**WORK ORDER**
Scan the entries and tally the lines that include the string "footer". Reply with the figure alone.

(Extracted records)
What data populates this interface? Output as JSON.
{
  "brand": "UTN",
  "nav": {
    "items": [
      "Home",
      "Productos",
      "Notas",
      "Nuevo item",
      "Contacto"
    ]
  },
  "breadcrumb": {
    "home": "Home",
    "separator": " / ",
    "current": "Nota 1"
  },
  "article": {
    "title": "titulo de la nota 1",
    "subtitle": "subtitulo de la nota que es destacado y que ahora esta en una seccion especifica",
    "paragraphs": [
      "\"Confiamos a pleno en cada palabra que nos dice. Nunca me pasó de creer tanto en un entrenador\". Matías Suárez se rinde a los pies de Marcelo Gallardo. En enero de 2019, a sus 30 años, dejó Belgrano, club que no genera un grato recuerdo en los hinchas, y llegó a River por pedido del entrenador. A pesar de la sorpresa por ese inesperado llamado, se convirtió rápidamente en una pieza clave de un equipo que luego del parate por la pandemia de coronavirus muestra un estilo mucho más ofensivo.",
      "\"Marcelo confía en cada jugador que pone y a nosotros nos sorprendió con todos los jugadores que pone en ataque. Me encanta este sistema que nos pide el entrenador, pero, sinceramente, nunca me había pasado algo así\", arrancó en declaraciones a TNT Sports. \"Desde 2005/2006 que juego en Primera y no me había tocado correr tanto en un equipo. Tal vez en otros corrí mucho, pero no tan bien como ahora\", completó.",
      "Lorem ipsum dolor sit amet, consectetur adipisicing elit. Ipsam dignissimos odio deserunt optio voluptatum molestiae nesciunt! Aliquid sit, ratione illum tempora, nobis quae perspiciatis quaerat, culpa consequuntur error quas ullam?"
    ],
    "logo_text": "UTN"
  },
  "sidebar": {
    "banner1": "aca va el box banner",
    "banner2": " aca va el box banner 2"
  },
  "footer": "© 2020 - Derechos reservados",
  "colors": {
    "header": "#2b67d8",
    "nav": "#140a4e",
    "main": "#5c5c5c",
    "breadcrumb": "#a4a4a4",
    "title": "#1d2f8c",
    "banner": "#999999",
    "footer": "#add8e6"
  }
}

**ANSWER FOR THIS EXERCISE**
2